So captured were we in this world of nostalgia that it was at first a jolt to return to the brighter bigger mixes of the modern world. Yet here the Def Techs could show their skills with detail and timing. Studio recordings were a delight, whether the country sonic spread of First Aid Kit’s Postcard, or the angled multiple guitars of Al Di Meola’s Broken Heart, or Jack White’s Connected My Love, where the lowest sine element of the opening synth-bass throb made it through the D9s a little diminished but still present, while the speakers kept rein on Mr White’s thrillingly unconventional high-octane performance. Smoothness yet airiness was maintained
impressively throughout.

As noted, we’d used the D9s successfully for TV and movie use, where the same clarity given to music made dialogue clear and soundtracks well-defined. It also occurs to us that their wide treble soundstaging across a generous sweet-spot is just the thing for rear speaker use in a surround system, or indeed, (bar the centre) for all the speakers, with a subwoofer and a crossover frequency to limit the bass to the D9s. (Maybe Def Tech might consider a Demand model where an Atmos driver replaces the passive radiator, especially since the company makes an add-on Atmos speaker for its BP range already.)

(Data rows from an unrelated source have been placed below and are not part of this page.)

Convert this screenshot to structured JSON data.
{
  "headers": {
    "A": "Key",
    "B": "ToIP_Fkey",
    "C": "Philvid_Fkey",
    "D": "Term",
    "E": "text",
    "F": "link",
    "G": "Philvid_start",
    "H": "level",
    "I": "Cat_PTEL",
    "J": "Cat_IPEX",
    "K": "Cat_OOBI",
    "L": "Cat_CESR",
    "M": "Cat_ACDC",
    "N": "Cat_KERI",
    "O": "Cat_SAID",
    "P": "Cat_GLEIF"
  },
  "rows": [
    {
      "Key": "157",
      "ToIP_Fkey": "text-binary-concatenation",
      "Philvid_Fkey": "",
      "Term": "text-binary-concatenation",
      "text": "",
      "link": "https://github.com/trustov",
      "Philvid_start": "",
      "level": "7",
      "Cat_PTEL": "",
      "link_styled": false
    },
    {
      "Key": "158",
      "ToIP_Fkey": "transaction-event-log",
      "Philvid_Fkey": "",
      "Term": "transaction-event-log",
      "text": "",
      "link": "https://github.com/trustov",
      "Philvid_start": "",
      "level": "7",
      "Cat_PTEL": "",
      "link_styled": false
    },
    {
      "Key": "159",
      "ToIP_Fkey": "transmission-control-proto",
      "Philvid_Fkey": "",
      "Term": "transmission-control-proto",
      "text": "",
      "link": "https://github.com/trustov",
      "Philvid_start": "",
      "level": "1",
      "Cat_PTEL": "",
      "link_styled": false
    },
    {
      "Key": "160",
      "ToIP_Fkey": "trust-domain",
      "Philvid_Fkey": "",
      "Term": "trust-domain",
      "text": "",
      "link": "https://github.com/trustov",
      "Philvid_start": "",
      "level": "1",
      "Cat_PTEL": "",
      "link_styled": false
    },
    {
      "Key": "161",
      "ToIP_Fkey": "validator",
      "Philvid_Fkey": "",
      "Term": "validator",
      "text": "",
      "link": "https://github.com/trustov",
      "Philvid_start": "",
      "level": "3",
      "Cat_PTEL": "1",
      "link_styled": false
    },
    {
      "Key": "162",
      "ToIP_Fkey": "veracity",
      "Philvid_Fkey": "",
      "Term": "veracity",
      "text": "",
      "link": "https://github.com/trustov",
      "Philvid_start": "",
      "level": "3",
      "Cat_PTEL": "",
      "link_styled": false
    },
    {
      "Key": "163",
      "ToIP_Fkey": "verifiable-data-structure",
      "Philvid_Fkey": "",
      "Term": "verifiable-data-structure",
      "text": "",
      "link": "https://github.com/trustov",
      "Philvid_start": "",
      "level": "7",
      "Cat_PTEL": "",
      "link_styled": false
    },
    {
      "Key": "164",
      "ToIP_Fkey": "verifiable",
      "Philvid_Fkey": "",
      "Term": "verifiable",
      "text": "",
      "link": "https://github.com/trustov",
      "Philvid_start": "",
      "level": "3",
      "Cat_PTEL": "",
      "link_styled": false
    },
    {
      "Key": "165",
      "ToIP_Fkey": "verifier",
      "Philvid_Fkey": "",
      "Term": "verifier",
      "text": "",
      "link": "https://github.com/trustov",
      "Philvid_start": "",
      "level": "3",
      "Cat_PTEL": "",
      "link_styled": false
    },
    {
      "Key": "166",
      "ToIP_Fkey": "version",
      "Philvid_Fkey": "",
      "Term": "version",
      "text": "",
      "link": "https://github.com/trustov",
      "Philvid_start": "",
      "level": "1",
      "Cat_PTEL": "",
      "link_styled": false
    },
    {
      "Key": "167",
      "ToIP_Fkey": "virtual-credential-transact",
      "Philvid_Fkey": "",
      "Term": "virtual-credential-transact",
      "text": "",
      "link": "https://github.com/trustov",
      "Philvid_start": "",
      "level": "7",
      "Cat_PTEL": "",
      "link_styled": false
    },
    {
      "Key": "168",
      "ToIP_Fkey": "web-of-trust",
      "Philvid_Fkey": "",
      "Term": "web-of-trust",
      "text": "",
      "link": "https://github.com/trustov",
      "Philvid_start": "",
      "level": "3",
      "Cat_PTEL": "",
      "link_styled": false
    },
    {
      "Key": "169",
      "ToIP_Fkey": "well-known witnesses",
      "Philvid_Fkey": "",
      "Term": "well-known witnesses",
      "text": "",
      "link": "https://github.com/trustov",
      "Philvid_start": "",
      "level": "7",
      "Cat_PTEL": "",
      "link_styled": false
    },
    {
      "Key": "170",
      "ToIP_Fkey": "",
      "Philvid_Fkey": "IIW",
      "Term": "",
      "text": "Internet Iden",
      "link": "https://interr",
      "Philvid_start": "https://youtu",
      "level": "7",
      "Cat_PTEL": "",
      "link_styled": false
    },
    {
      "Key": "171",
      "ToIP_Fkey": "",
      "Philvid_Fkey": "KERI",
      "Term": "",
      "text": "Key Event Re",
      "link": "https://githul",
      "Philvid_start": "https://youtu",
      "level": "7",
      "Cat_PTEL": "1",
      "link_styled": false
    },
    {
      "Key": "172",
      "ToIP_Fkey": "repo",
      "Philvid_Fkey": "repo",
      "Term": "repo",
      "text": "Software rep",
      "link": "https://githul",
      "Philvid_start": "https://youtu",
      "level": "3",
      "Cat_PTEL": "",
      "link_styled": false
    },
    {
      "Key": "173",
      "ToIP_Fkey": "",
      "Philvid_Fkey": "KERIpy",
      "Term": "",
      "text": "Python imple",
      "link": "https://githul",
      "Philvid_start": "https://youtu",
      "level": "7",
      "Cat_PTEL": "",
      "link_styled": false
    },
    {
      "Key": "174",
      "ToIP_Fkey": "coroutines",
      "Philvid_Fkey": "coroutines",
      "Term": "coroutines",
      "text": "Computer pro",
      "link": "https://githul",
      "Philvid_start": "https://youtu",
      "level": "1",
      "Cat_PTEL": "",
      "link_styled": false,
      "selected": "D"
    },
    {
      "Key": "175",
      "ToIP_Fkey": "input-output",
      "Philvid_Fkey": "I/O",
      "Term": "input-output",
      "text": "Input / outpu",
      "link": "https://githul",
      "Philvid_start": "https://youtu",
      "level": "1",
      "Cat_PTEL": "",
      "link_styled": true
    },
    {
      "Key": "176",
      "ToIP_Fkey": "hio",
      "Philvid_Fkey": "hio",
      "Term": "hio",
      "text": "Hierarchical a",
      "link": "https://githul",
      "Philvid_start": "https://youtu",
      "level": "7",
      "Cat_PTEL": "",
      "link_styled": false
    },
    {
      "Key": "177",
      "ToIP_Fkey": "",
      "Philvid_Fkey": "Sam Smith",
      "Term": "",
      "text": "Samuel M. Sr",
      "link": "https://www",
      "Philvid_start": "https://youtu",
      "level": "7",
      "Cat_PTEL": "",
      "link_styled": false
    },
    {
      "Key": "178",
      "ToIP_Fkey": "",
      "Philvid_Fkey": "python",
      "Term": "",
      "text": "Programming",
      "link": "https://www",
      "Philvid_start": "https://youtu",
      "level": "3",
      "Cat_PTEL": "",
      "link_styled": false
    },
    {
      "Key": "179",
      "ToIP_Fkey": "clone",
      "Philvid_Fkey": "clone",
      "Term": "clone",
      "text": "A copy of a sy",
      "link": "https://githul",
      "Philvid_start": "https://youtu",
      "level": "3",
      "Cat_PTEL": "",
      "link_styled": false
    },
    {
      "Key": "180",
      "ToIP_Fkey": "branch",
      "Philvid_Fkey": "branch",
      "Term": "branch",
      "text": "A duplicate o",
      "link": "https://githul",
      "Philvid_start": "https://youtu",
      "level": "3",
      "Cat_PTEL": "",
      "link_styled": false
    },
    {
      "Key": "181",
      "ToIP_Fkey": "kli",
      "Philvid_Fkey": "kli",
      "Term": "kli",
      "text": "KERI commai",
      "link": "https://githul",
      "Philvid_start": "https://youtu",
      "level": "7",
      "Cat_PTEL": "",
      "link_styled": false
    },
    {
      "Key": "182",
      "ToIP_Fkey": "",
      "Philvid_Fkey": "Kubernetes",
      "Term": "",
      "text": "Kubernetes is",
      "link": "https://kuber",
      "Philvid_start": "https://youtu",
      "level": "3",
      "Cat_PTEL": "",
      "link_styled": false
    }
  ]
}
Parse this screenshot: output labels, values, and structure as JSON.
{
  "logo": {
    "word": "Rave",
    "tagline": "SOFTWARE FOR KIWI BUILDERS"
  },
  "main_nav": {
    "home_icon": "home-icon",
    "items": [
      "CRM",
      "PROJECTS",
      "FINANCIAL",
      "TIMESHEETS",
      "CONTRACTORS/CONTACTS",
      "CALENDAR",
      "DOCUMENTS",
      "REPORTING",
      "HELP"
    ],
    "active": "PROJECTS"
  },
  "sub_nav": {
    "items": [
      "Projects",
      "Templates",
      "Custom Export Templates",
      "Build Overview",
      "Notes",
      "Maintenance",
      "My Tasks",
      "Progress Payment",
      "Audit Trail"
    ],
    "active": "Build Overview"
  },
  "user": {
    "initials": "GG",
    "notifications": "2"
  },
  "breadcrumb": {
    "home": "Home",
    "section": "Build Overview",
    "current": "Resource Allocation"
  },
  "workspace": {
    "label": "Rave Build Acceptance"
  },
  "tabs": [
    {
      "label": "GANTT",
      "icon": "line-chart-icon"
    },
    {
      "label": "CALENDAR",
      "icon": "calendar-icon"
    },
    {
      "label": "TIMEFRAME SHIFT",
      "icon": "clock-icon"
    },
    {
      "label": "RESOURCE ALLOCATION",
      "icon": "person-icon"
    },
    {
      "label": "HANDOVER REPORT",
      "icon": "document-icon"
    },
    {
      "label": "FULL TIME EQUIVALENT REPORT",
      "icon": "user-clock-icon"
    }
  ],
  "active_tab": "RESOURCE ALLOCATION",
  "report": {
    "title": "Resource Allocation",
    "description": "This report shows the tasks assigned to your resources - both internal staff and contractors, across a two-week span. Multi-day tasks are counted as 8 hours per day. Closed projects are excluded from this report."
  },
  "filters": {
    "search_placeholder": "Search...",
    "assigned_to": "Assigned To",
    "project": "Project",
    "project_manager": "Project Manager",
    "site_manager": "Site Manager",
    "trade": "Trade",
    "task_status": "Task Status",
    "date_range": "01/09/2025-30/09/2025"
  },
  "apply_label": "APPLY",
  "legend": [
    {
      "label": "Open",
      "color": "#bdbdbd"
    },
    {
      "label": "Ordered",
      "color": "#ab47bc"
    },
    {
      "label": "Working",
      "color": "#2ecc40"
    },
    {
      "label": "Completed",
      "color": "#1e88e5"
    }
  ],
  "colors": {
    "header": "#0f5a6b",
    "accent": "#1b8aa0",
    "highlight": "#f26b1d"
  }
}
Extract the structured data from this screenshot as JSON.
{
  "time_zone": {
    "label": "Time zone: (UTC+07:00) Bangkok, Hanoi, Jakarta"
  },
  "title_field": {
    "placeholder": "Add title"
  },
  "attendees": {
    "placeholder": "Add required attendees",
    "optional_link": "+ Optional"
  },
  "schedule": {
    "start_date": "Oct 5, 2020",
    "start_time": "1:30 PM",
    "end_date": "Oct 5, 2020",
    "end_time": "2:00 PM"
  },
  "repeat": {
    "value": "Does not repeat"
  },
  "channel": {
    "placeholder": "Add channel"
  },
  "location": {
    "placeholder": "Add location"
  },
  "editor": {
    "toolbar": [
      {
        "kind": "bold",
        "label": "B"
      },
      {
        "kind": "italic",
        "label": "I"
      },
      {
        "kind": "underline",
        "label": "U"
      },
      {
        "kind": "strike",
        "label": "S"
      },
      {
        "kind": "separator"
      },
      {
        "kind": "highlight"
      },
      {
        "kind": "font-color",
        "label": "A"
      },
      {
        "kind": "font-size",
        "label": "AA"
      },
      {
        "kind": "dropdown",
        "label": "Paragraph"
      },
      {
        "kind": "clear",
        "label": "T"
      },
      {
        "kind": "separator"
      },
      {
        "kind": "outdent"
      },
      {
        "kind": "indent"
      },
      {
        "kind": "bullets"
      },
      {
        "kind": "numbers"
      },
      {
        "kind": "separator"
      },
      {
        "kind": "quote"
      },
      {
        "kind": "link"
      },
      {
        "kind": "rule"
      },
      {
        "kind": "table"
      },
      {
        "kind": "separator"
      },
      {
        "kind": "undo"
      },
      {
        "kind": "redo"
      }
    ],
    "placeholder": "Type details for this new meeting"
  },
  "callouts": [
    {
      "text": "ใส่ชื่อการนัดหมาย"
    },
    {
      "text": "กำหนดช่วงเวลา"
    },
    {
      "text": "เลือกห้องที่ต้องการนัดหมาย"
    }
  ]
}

We note an unusual change in sensitivity through the Demand range — a low 85dB/W/m for the little D7, up to an above-average 88dB here on the D9, and a friendly 90dB on the larger D11. We expected no trouble driving them to their full from our high-quality Classé amplification, but they remained on song when running from a more modest $1000 Class-AB integrated, which is more likely the level of amplification they’ll be given.

Conclusion
The D9 speakers fit fantastically well in any lounge, being mainly black with some silver if you keep the grilles on, more imposingly silver with some black if you take the grilles off, which does release the best of their airy highs. They do their best magic out on proper stands — and for this purpose the dedicated supports available from Def Tech for D9 or D11 are the ST1. And the D9s themselves are $1295 the pair.

Indeed we kept coming back to the pricing here — it seems a sock-blowingly good price for the performance level and presentation style of the Demand D9.

One of our closing memories was a high-res Nina Simone singing I Loves You Porgy larger than life from the left speaker, her piano centre, and nothing much right except the lightest Tootie brushwork until a solid black silence halfway through when he stops even that. Out of which leapt Giant Nina, a-hollering at our ears (in the nicest possible way). It was like the OLED of audio — brilliant colours over blackest blacks, and hi-fi performance prodigiously beyond its price level.

Definitive Technology D9 stereo loudspeakers
Price: $1295

+ Sensational sounds for the size and price
+ Top-mounted bass radiator to support the lows
+ Wonderful imaging from angled tweeters

- Best performance on stands; need space above

Type: Two-way standmount loudspeaker
Drivers: 1 x 25mm aluminium-dome tweeter, 1 x 133mm polypropylene woofer; 1 x 229×127mm oval top-mounted bass radiator
Inputs: 2 x sets of binding posts
Sensitivity: 88dB/W/m
Quoted frequency response: 64Hz–22kHz -3dB; 44Hz–24kHz -10dB
Dimensions (whd): 297 x 166 x 304mm

Contact: Advance Audio Australia
Telephone: 02 9561 0799
Web: www.advanceaudio.com.au